Things to know before embarking
First, we need to consider some considerations… then we’ll get to the objectives.
What is advertising?
Without looking in the dictionary, let’s cook up a definition. Here goes: “There’s this entity — the promoter. He, she, or it wants to communicate a message in order to achieve something. The word advertising covers this whole matter.”
Put everything through the wringer
You may have read, in this guide’s section titled, “History of past campaigns,” that when you’re pursuing sellable facts, you should disregard the small points. Forget that stupidity. Instead, leave no stone unturned. Consider the product from every angle. For example, fill in these blanks:

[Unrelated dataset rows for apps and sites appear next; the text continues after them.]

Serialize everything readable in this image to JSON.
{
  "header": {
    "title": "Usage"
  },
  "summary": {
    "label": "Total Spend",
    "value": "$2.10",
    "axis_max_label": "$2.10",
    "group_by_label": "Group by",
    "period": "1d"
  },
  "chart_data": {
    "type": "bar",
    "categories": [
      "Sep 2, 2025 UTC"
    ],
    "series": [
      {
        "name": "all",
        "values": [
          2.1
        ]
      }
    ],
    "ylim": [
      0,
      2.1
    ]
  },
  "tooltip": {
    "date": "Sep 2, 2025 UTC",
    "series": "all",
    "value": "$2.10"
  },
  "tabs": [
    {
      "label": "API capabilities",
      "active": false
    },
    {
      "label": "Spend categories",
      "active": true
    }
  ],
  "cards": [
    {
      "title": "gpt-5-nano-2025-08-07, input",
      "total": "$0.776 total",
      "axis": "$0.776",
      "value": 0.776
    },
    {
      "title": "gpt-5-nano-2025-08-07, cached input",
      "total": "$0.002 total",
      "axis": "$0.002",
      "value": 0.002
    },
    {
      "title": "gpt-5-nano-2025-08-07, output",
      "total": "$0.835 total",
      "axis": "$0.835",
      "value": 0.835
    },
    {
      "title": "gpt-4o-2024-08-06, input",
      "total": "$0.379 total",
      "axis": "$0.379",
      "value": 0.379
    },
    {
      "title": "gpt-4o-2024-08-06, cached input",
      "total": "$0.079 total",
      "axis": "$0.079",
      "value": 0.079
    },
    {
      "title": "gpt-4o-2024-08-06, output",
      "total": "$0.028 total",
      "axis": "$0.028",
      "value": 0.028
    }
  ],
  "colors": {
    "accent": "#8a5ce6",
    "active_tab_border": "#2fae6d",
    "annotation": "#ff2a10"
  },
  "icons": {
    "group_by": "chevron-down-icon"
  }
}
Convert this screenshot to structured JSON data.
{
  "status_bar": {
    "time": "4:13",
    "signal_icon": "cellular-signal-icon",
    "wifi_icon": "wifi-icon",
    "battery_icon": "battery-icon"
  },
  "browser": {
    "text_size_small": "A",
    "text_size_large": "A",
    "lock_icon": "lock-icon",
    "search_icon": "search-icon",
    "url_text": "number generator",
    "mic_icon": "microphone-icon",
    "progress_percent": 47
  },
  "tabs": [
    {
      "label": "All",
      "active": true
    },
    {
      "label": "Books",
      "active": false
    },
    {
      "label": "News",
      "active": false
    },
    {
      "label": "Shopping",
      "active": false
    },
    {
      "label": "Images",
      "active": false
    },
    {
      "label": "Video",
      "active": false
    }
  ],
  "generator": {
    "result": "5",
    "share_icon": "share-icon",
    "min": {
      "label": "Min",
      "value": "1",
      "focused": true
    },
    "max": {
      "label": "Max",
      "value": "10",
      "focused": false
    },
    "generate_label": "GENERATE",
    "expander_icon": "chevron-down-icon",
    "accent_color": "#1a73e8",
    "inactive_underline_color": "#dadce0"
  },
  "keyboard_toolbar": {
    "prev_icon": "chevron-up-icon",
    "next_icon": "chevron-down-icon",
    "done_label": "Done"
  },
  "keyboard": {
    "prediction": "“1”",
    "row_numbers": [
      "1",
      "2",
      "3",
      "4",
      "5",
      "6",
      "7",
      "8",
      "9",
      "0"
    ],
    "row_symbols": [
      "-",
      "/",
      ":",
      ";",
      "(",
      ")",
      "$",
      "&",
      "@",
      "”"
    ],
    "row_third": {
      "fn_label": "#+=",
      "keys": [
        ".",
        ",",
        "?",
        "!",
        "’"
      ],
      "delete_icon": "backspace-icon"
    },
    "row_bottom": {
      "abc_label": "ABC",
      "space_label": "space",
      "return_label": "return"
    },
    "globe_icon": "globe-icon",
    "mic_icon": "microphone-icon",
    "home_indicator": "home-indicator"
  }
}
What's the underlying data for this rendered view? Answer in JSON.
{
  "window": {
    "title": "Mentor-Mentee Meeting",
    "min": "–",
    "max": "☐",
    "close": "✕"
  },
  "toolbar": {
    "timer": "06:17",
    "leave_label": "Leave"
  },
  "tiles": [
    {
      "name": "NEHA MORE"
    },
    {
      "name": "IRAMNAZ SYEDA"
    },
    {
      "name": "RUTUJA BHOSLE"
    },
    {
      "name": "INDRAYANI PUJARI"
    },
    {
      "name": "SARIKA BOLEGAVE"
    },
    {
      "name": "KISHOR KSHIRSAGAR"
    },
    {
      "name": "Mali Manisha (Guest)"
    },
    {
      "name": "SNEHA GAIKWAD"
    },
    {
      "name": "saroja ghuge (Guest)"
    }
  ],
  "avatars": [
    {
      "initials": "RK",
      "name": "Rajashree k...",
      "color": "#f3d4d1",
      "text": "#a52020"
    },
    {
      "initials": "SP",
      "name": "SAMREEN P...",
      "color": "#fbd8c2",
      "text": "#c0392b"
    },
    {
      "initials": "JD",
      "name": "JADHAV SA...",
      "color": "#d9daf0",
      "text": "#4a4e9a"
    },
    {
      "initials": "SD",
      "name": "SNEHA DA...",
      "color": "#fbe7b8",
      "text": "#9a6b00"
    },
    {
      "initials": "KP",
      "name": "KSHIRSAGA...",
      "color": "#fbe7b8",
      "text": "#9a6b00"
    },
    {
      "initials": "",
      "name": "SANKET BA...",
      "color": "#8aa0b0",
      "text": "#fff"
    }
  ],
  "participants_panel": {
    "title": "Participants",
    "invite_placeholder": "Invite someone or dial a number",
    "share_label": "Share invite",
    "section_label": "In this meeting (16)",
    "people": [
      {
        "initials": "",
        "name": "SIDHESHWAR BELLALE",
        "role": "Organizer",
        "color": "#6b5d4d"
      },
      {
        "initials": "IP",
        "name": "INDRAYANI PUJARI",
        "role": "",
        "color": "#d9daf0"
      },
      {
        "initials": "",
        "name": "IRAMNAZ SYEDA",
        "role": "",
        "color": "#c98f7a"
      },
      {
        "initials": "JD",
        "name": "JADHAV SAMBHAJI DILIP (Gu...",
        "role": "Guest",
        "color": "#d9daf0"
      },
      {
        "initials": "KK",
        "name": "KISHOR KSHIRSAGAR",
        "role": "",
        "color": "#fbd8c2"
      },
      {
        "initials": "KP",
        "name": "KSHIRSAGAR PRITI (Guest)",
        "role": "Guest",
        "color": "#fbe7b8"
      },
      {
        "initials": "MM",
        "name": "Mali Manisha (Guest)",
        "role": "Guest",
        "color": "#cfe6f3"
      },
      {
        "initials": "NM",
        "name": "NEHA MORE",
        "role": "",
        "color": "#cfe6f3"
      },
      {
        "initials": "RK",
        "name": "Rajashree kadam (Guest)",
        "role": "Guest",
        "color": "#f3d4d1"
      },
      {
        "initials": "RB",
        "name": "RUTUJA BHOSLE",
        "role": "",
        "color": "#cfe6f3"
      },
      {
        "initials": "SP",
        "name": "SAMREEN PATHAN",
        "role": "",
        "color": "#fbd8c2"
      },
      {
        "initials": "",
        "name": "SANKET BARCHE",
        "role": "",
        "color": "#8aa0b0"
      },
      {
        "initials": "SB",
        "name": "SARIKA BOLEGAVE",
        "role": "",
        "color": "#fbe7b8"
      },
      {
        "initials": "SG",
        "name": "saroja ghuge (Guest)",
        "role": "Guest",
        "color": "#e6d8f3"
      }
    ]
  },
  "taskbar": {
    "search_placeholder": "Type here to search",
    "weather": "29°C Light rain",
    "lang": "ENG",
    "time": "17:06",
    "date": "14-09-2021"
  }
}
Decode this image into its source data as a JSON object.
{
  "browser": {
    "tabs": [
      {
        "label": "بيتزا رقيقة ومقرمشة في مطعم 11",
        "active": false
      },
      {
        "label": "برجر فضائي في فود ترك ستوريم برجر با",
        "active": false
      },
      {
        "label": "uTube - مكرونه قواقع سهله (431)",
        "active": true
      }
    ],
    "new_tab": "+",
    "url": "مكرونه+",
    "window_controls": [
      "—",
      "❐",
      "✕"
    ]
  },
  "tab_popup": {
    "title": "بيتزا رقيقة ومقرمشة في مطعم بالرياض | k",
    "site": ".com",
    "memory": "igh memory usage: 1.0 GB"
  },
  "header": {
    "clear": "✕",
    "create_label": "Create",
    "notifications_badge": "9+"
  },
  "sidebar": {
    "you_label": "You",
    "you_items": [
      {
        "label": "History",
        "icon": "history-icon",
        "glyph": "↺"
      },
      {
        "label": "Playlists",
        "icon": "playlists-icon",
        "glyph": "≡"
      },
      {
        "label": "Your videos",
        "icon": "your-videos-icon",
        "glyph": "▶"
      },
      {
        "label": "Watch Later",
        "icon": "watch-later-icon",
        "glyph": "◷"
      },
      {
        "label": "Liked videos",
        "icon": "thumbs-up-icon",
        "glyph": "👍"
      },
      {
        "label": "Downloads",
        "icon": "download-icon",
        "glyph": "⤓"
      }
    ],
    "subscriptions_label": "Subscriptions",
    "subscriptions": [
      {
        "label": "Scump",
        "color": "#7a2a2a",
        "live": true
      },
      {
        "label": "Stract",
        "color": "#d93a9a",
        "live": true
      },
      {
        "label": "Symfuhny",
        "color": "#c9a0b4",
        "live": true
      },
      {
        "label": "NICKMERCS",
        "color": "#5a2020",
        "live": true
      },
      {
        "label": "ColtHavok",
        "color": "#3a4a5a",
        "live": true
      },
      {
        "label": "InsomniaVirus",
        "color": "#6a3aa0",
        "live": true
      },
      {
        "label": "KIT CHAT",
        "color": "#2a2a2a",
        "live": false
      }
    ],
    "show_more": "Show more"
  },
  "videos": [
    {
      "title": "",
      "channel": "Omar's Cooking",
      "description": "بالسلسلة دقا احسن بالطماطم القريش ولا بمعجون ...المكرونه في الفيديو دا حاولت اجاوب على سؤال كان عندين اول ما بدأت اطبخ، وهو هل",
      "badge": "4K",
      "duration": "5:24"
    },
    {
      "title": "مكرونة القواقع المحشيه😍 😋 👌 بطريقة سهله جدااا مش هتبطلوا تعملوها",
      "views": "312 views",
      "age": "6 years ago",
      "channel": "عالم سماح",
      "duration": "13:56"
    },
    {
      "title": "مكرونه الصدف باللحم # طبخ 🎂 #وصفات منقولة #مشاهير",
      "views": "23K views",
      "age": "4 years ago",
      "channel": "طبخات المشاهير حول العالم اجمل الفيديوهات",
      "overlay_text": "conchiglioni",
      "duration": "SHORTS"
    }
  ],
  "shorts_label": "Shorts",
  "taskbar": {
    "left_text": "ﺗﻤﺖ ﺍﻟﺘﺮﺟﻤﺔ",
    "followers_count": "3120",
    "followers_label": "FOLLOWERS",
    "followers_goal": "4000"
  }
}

This product is a ____. Its purpose is to ____. The person who needs it is a ____. The product helps him by ____. It ends an ordeal with ____. The prospects should care because ____.
When you’re marketing a product, every part of it is “the potential Eureka,” because something you didn’t assess might jump out at you.
“Um… about those strict orders you gave me?”
You won’t lead your company to the goals by following every smart person’s advice. You’ll probably find their directives don’t match. Follow them all and you’ll only run around in aso circles, water down your ad, bark up the wrong tree, or some other metaphor. Rather, let their advices (new word) enhance and modify your judgment.
If you try to take in the whole project in one sitting, it will be too overwhelming and you’ll avoid the assignment. So, take it a piece at a time. When you come up with a solution in one sub-area, it will help you in some of the others.
Getting to the objectives
What are the goals for this ad, anyway? Here are some questions that can help you find the answers.
Questions about you…
* Why are you advertising?
* What kind of results do you want?
Questions about the ad…
* What is this ad trying to do?
* What are the priorities for it?
* What is it trying to say?
* What kind of tree would it be?
Questions about the audience
* What are we asking the audience to believe?
* How do you want the audience to be changed after seeing the ad?
* What is the audience supposed to come away with?
Making notable progress over time
When asked to predict how well your campaign will perform, say this: “I know our organization wants a complete turnaround in a matter of weeks, but this is like an exercise program. We’re going to make notable progress over time. That’s a more realistic goal.”
Don’t have too many goals for an ad
You’ve already been given many objectives for one little ad. Like these:
* “Get lots of responses”
* “Say our product the most convenient”
* “Improve our company image”
* “Introduce a new feature”
* “Respond to a competitor’s bogus claim”
Coworker Cram Jammitz says, “You need to add another objective, and this is critical. We need to emphasize that ours is the most durable. Don’t you think it’s necessary to say this?”
That’s a trick question. The answer is: It’s time to reexamine what this ad is supposed to do, because it’s too full of objectives already. Some points need to go into other places, like the direct mail piece.